▸ ASSIGNED TASK
Give the data again in full. Keep every line the same.

BEGIN EXTRACTED DATA

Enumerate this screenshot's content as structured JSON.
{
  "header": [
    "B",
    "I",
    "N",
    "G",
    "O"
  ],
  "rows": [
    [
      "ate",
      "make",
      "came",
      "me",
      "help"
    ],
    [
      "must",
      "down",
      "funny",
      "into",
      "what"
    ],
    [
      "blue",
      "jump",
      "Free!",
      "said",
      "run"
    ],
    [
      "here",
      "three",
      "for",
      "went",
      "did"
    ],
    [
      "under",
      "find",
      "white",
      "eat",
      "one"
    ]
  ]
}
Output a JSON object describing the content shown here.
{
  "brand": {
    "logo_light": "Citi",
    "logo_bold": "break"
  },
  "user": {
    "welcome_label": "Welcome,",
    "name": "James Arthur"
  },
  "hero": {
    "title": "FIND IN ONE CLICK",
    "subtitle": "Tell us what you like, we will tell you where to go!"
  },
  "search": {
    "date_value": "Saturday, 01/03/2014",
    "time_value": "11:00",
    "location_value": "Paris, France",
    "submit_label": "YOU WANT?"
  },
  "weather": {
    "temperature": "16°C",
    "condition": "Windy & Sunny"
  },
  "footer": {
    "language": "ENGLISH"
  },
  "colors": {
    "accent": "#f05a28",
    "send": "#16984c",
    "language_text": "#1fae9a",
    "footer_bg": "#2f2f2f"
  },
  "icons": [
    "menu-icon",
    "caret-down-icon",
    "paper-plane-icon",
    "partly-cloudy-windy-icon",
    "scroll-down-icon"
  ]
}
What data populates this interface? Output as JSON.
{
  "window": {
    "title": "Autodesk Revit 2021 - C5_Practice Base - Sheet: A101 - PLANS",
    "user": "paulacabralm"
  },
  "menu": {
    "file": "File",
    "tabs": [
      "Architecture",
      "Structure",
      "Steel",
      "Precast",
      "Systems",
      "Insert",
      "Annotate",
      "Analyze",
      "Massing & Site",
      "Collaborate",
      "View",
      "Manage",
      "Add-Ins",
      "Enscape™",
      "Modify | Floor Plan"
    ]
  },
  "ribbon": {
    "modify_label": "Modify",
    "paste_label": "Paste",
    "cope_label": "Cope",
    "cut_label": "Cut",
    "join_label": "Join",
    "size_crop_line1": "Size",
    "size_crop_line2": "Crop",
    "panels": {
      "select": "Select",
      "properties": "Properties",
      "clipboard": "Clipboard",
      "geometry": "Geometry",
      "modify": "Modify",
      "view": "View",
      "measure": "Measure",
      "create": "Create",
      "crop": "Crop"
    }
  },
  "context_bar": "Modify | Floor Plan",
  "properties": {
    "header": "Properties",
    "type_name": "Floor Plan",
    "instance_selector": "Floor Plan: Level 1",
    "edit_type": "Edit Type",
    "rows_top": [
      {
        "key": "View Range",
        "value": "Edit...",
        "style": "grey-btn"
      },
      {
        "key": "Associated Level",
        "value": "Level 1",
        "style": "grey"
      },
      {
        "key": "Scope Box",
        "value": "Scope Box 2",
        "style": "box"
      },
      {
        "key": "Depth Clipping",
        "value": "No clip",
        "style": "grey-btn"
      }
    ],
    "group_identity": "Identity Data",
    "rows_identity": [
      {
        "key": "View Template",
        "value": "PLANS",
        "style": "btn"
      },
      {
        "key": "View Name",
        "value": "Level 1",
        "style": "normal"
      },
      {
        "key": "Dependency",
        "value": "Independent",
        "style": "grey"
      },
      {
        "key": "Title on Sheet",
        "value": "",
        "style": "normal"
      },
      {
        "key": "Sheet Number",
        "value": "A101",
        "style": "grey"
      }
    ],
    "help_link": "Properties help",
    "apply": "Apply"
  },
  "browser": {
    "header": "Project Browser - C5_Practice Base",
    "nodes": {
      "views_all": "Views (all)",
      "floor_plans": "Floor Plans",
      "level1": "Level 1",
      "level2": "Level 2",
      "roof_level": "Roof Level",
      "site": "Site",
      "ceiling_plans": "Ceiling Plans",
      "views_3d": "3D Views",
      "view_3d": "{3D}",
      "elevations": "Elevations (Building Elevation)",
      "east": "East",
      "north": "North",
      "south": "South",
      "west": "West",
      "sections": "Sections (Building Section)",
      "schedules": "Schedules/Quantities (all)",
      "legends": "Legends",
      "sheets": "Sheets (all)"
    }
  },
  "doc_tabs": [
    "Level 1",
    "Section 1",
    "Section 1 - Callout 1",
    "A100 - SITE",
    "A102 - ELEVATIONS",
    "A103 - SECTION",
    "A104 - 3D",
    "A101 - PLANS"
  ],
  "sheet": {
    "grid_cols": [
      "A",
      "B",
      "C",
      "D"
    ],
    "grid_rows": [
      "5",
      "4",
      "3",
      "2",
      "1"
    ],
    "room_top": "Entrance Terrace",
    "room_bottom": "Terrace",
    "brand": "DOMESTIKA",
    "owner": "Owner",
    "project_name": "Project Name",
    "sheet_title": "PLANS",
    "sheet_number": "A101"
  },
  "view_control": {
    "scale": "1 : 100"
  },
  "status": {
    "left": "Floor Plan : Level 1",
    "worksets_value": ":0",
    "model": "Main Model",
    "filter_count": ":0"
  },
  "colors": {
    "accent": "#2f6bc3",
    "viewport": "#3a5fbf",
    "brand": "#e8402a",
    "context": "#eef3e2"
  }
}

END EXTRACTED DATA

▸ COMPLETED TASK
Enumerate this screenshot's content as structured JSON.
{
  "header": [
    "B",
    "I",
    "N",
    "G",
    "O"
  ],
  "rows": [
    [
      "ate",
      "make",
      "came",
      "me",
      "help"
    ],
    [
      "must",
      "down",
      "funny",
      "into",
      "what"
    ],
    [
      "blue",
      "jump",
      "Free!",
      "said",
      "run"
    ],
    [
      "here",
      "three",
      "for",
      "went",
      "did"
    ],
    [
      "under",
      "find",
      "white",
      "eat",
      "one"
    ]
  ]
}
Output a JSON object describing the content shown here.
{
  "brand": {
    "logo_light": "Citi",
    "logo_bold": "break"
  },
  "user": {
    "welcome_label": "Welcome,",
    "name": "James Arthur"
  },
  "hero": {
    "title": "FIND IN ONE CLICK",
    "subtitle": "Tell us what you like, we will tell you where to go!"
  },
  "search": {
    "date_value": "Saturday, 01/03/2014",
    "time_value": "11:00",
    "location_value": "Paris, France",
    "submit_label": "YOU WANT?"
  },
  "weather": {
    "temperature": "16°C",
    "condition": "Windy & Sunny"
  },
  "footer": {
    "language": "ENGLISH"
  },
  "colors": {
    "accent": "#f05a28",
    "send": "#16984c",
    "language_text": "#1fae9a",
    "footer_bg": "#2f2f2f"
  },
  "icons": [
    "menu-icon",
    "caret-down-icon",
    "paper-plane-icon",
    "partly-cloudy-windy-icon",
    "scroll-down-icon"
  ]
}
What data populates this interface? Output as JSON.
{
  "window": {
    "title": "Autodesk Revit 2021 - C5_Practice Base - Sheet: A101 - PLANS",
    "user": "paulacabralm"
  },
  "menu": {
    "file": "File",
    "tabs": [
      "Architecture",
      "Structure",
      "Steel",
      "Precast",
      "Systems",
      "Insert",
      "Annotate",
      "Analyze",
      "Massing & Site",
      "Collaborate",
      "View",
      "Manage",
      "Add-Ins",
      "Enscape™",
      "Modify | Floor Plan"
    ]
  },
  "ribbon": {
    "modify_label": "Modify",
    "paste_label": "Paste",
    "cope_label": "Cope",
    "cut_label": "Cut",
    "join_label": "Join",
    "size_crop_line1": "Size",
    "size_crop_line2": "Crop",
    "panels": {
      "select": "Select",
      "properties": "Properties",
      "clipboard": "Clipboard",
      "geometry": "Geometry",
      "modify": "Modify",
      "view": "View",
      "measure": "Measure",
      "create": "Create",
      "crop": "Crop"
    }
  },
  "context_bar": "Modify | Floor Plan",
  "properties": {
    "header": "Properties",
    "type_name": "Floor Plan",
    "instance_selector": "Floor Plan: Level 1",
    "edit_type": "Edit Type",
    "rows_top": [
      {
        "key": "View Range",
        "value": "Edit...",
        "style": "grey-btn"
      },
      {
        "key": "Associated Level",
        "value": "Level 1",
        "style": "grey"
      },
      {
        "key": "Scope Box",
        "value": "Scope Box 2",
        "style": "box"
      },
      {
        "key": "Depth Clipping",
        "value": "No clip",
        "style": "grey-btn"
      }
    ],
    "group_identity": "Identity Data",
    "rows_identity": [
      {
        "key": "View Template",
        "value": "PLANS",
        "style": "btn"
      },
      {
        "key": "View Name",
        "value": "Level 1",
        "style": "normal"
      },
      {
        "key": "Dependency",
        "value": "Independent",
        "style": "grey"
      },
      {
        "key": "Title on Sheet",
        "value": "",
        "style": "normal"
      },
      {
        "key": "Sheet Number",
        "value": "A101",
        "style": "grey"
      }
    ],
    "help_link": "Properties help",
    "apply": "Apply"
  },
  "browser": {
    "header": "Project Browser - C5_Practice Base",
    "nodes": {
      "views_all": "Views (all)",
      "floor_plans": "Floor Plans",
      "level1": "Level 1",
      "level2": "Level 2",
      "roof_level": "Roof Level",
      "site": "Site",
      "ceiling_plans": "Ceiling Plans",
      "views_3d": "3D Views",
      "view_3d": "{3D}",
      "elevations": "Elevations (Building Elevation)",
      "east": "East",
      "north": "North",
      "south": "South",
      "west": "West",
      "sections": "Sections (Building Section)",
      "schedules": "Schedules/Quantities (all)",
      "legends": "Legends",
      "sheets": "Sheets (all)"
    }
  },
  "doc_tabs": [
    "Level 1",
    "Section 1",
    "Section 1 - Callout 1",
    "A100 - SITE",
    "A102 - ELEVATIONS",
    "A103 - SECTION",
    "A104 - 3D",
    "A101 - PLANS"
  ],
  "sheet": {
    "grid_cols": [
      "A",
      "B",
      "C",
      "D"
    ],
    "grid_rows": [
      "5",
      "4",
      "3",
      "2",
      "1"
    ],
    "room_top": "Entrance Terrace",
    "room_bottom": "Terrace",
    "brand": "DOMESTIKA",
    "owner": "Owner",
    "project_name": "Project Name",
    "sheet_title": "PLANS",
    "sheet_number": "A101"
  },
  "view_control": {
    "scale": "1 : 100"
  },
  "status": {
    "left": "Floor Plan : Level 1",
    "worksets_value": ":0",
    "model": "Main Model",
    "filter_count": ":0"
  },
  "colors": {
    "accent": "#2f6bc3",
    "viewport": "#3a5fbf",
    "brand": "#e8402a",
    "context": "#eef3e2"
  }
}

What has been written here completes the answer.